This is what happens when central planners try to run the economy – they do not have the ability to know the desires and motivations of millions of individuals.
Peruse Chevrolet‘s February sales release, and you’ll notice one number that’s blatantly missing: how many Chevy Volts were sold. The number – a very modest 281 – is available in the company’s detailed data (PDF), but it apparently isn’t something that GM wants to highlight. Keeping the number quiet is understandable, since it’s lower than the 321 that Chevy sold in January.
Nissan doesn’t have anything to brag about here, either (and it avoided any mention of the Leaf sales in its press release). Why? Well, back in January, the company sold 87 Leafs. In February? Just 67. Where does that leave us? Well, here’s the big scorecard for all U.S. sales of these vehicles thus far:

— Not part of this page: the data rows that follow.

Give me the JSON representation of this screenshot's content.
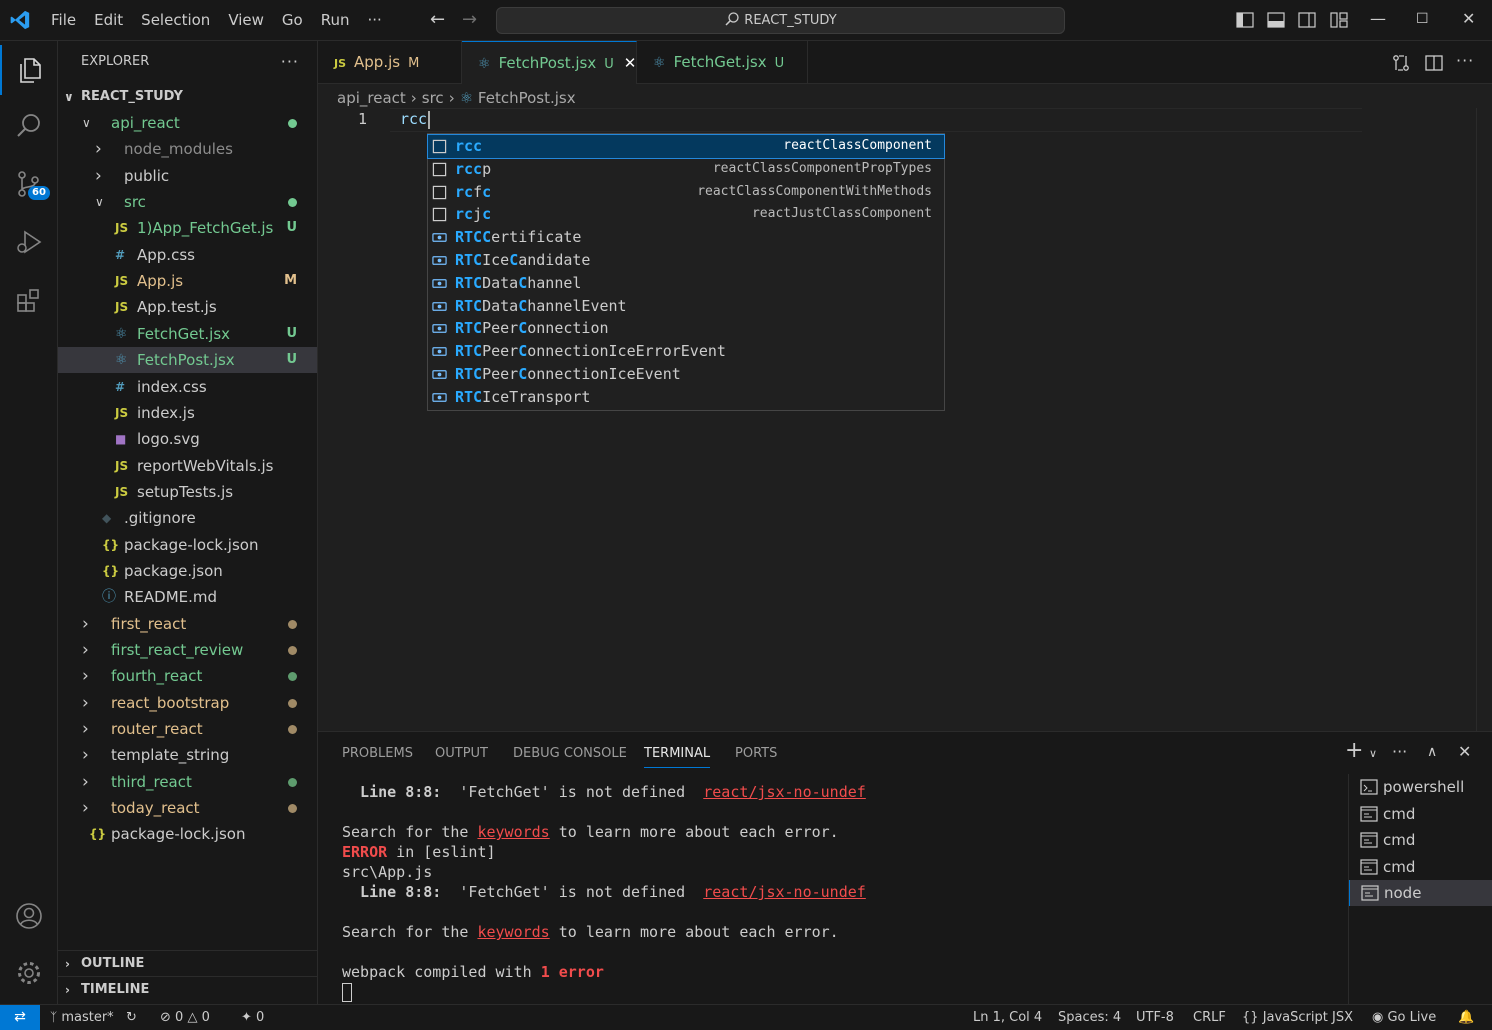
{
  "titlebar": {
    "menu": [
      "File",
      "Edit",
      "Selection",
      "View",
      "Go",
      "Run",
      "···"
    ],
    "search_text": "REACT_STUDY"
  },
  "activity": {
    "scm_badge": "60"
  },
  "explorer": {
    "title": "EXPLORER",
    "more": "···",
    "root": "REACT_STUDY",
    "items": [
      {
        "label": "api_react",
        "indent": 1,
        "kind": "folder-open",
        "color": "#73c991",
        "status": "dot",
        "status_color": "#73c991"
      },
      {
        "label": "node_modules",
        "indent": 2,
        "kind": "folder",
        "color": "#8c8c8c"
      },
      {
        "label": "public",
        "indent": 2,
        "kind": "folder",
        "color": "#cccccc"
      },
      {
        "label": "src",
        "indent": 2,
        "kind": "folder-open",
        "color": "#73c991",
        "status": "dot",
        "status_color": "#73c991"
      },
      {
        "label": "1)App_FetchGet.js",
        "indent": 3,
        "kind": "js",
        "color": "#73c991",
        "status": "U",
        "status_color": "#73c991"
      },
      {
        "label": "App.css",
        "indent": 3,
        "kind": "css",
        "color": "#cccccc"
      },
      {
        "label": "App.js",
        "indent": 3,
        "kind": "js",
        "color": "#e2c08d",
        "status": "M",
        "status_color": "#e2c08d"
      },
      {
        "label": "App.test.js",
        "indent": 3,
        "kind": "js",
        "color": "#cccccc"
      },
      {
        "label": "FetchGet.jsx",
        "indent": 3,
        "kind": "react",
        "color": "#73c991",
        "status": "U",
        "status_color": "#73c991"
      },
      {
        "label": "FetchPost.jsx",
        "indent": 3,
        "kind": "react",
        "color": "#73c991",
        "status": "U",
        "status_color": "#73c991",
        "selected": true
      },
      {
        "label": "index.css",
        "indent": 3,
        "kind": "css",
        "color": "#cccccc"
      },
      {
        "label": "index.js",
        "indent": 3,
        "kind": "js",
        "color": "#cccccc"
      },
      {
        "label": "logo.svg",
        "indent": 3,
        "kind": "svg",
        "color": "#cccccc"
      },
      {
        "label": "reportWebVitals.js",
        "indent": 3,
        "kind": "js",
        "color": "#cccccc"
      },
      {
        "label": "setupTests.js",
        "indent": 3,
        "kind": "js",
        "color": "#cccccc"
      },
      {
        "label": ".gitignore",
        "indent": 2,
        "kind": "git",
        "color": "#cccccc"
      },
      {
        "label": "package-lock.json",
        "indent": 2,
        "kind": "json",
        "color": "#cccccc"
      },
      {
        "label": "package.json",
        "indent": 2,
        "kind": "json",
        "color": "#cccccc"
      },
      {
        "label": "README.md",
        "indent": 2,
        "kind": "info",
        "color": "#cccccc"
      },
      {
        "label": "first_react",
        "indent": 1,
        "kind": "folder",
        "color": "#e2c08d",
        "status": "dot",
        "status_color": "#a08a66"
      },
      {
        "label": "first_react_review",
        "indent": 1,
        "kind": "folder",
        "color": "#73c991",
        "status": "dot",
        "status_color": "#a08a66"
      },
      {
        "label": "fourth_react",
        "indent": 1,
        "kind": "folder",
        "color": "#73c991",
        "status": "dot",
        "status_color": "#5e9c6e"
      },
      {
        "label": "react_bootstrap",
        "indent": 1,
        "kind": "folder",
        "color": "#e2c08d",
        "status": "dot",
        "status_color": "#a08a66"
      },
      {
        "label": "router_react",
        "indent": 1,
        "kind": "folder",
        "color": "#e2c08d",
        "status": "dot",
        "status_color": "#a08a66"
      },
      {
        "label": "template_string",
        "indent": 1,
        "kind": "folder",
        "color": "#cccccc"
      },
      {
        "label": "third_react",
        "indent": 1,
        "kind": "folder",
        "color": "#73c991",
        "status": "dot",
        "status_color": "#5e9c6e"
      },
      {
        "label": "today_react",
        "indent": 1,
        "kind": "folder",
        "color": "#e2c08d",
        "status": "dot",
        "status_color": "#a08a66"
      },
      {
        "label": "package-lock.json",
        "indent": 1,
        "kind": "json",
        "color": "#cccccc"
      }
    ],
    "outline": "OUTLINE",
    "timeline": "TIMELINE"
  },
  "tabs": [
    {
      "icon": "JS",
      "label": "App.js",
      "status": "M",
      "color": "#e2c08d",
      "active": false
    },
    {
      "icon": "react",
      "label": "FetchPost.jsx",
      "status": "U",
      "color": "#73c991",
      "active": true,
      "close": "✕"
    },
    {
      "icon": "react",
      "label": "FetchGet.jsx",
      "status": "U",
      "color": "#73c991",
      "active": false
    }
  ],
  "breadcrumb": {
    "parts": [
      "api_react",
      "src",
      "FetchPost.jsx"
    ],
    "sep": "›"
  },
  "editor": {
    "line_number": "1",
    "code": "rcc"
  },
  "suggest": [
    {
      "match": "rcc",
      "rest": "",
      "detail": "reactClassComponent",
      "kind": "snippet",
      "focused": true
    },
    {
      "match": "rcc",
      "rest": "p",
      "detail": "reactClassComponentPropTypes",
      "kind": "snippet"
    },
    {
      "match": "rc",
      "rest": "fc",
      "detail": "reactClassComponentWithMethods",
      "kind": "snippet",
      "mixed": [
        "r",
        "c",
        "f",
        "c"
      ]
    },
    {
      "match": "rc",
      "rest": "jc",
      "detail": "reactJustClassComponent",
      "kind": "snippet",
      "mixed": [
        "r",
        "c",
        "j",
        "c"
      ]
    },
    {
      "label": "RTCCertificate",
      "hl": [
        "R",
        "T",
        "C",
        "C"
      ],
      "kind": "var"
    },
    {
      "label": "RTCIceCandidate",
      "kind": "var"
    },
    {
      "label": "RTCDataChannel",
      "kind": "var"
    },
    {
      "label": "RTCDataChannelEvent",
      "kind": "var"
    },
    {
      "label": "RTCPeerConnection",
      "kind": "var"
    },
    {
      "label": "RTCPeerConnectionIceErrorEvent",
      "kind": "var"
    },
    {
      "label": "RTCPeerConnectionIceEvent",
      "kind": "var"
    },
    {
      "label": "RTCIceTransport",
      "kind": "var"
    }
  ],
  "panel": {
    "tabs": [
      "PROBLEMS",
      "OUTPUT",
      "DEBUG CONSOLE",
      "TERMINAL",
      "PORTS"
    ],
    "active_tab": "TERMINAL",
    "terminal": {
      "l1_a": "  Line 8:8:",
      "l1_b": "  'FetchGet' is not defined  ",
      "l1_link": "react/jsx-no-undef",
      "l3_a": "Search for the ",
      "l3_link": "keywords",
      "l3_b": " to learn more about each error.",
      "l4_err": "ERROR",
      "l4_rest": " in [eslint]",
      "l5": "src\\App.js",
      "l6_a": "  Line 8:8:",
      "l6_b": "  'FetchGet' is not defined  ",
      "l6_link": "react/jsx-no-undef",
      "l8_a": "Search for the ",
      "l8_link": "keywords",
      "l8_b": " to learn more about each error.",
      "l10_a": "webpack compiled with ",
      "l10_err": "1 error"
    },
    "terminals": [
      {
        "label": "powershell"
      },
      {
        "label": "cmd"
      },
      {
        "label": "cmd"
      },
      {
        "label": "cmd"
      },
      {
        "label": "node",
        "active": true
      }
    ]
  },
  "status": {
    "branch": "master*",
    "errors": "0",
    "warnings": "0",
    "ports": "0",
    "position": "Ln 1, Col 4",
    "spaces": "Spaces: 4",
    "encoding": "UTF-8",
    "eol": "CRLF",
    "language": "JavaScript JSX",
    "golive": "Go Live",
    "lang_braces": "{}"
  }
}
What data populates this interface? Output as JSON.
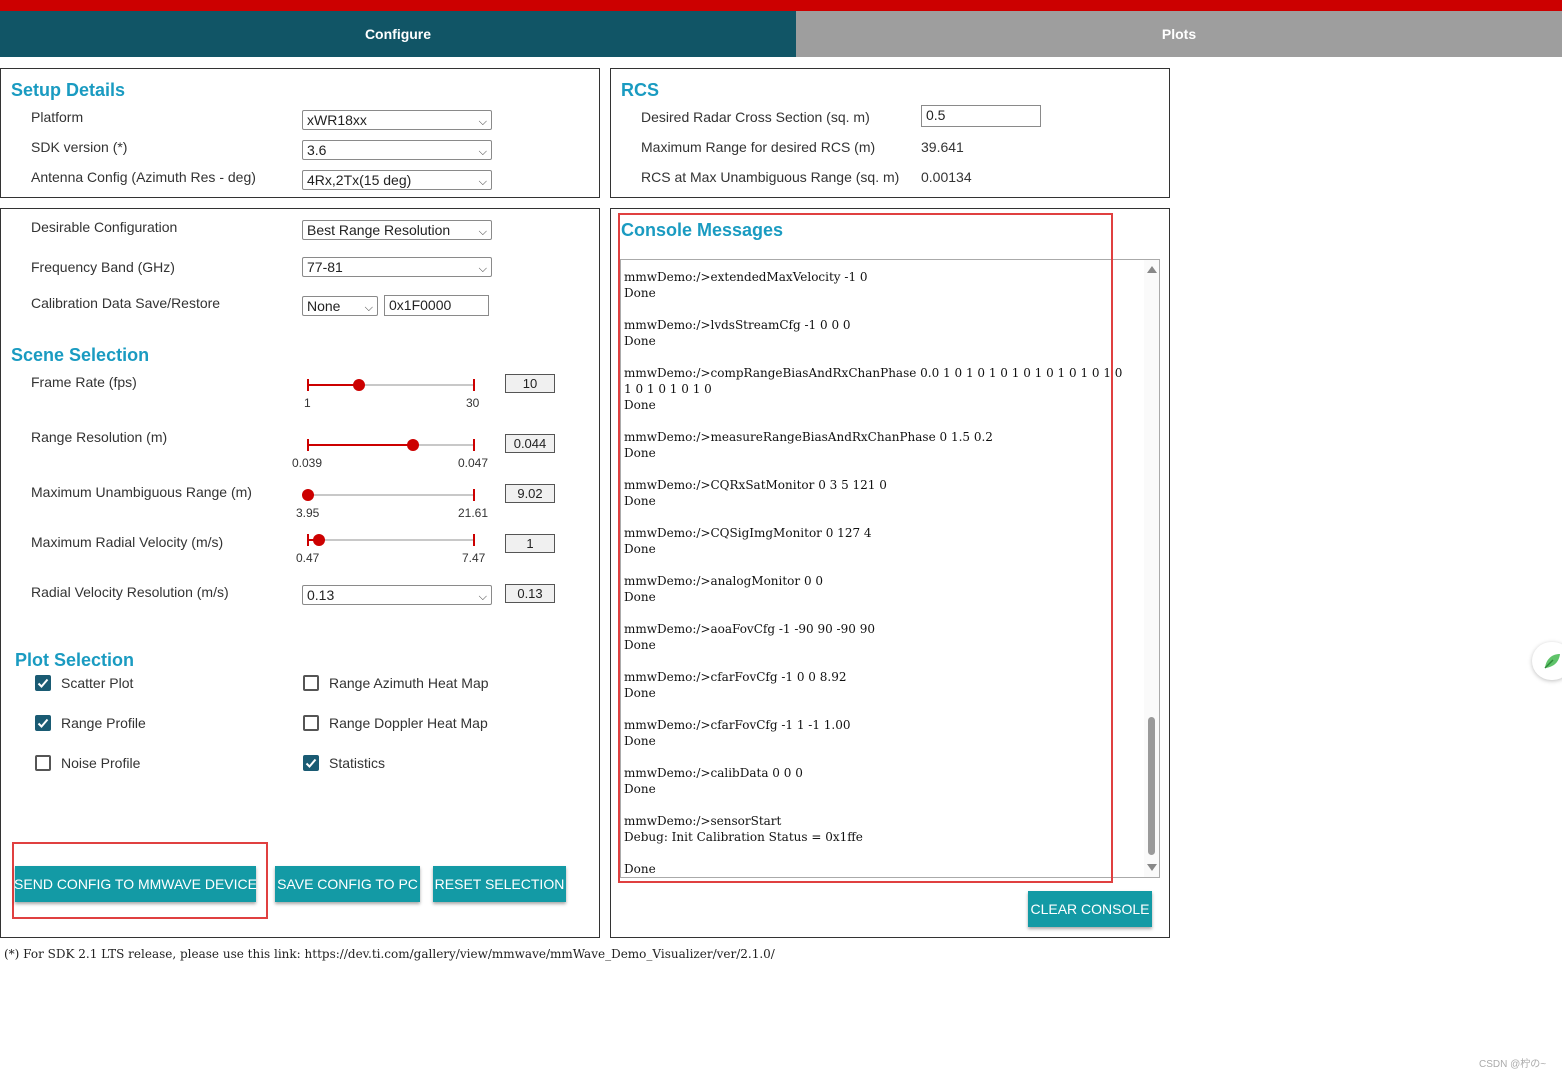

- Volt: 928
- Leaf: 173
Ouch. The big questions, of course, revolve around one word: “Why?” Is ramping up production still a problem? Is demand weak? Are unscrupulous dealers to blame? When will sales start to climb? And what are these numbers doing to plug-in vehicle projects at other automakers? We don’t know all the answers, but for more on February auto sales, click here.
[Sources: General Motors, Nissan]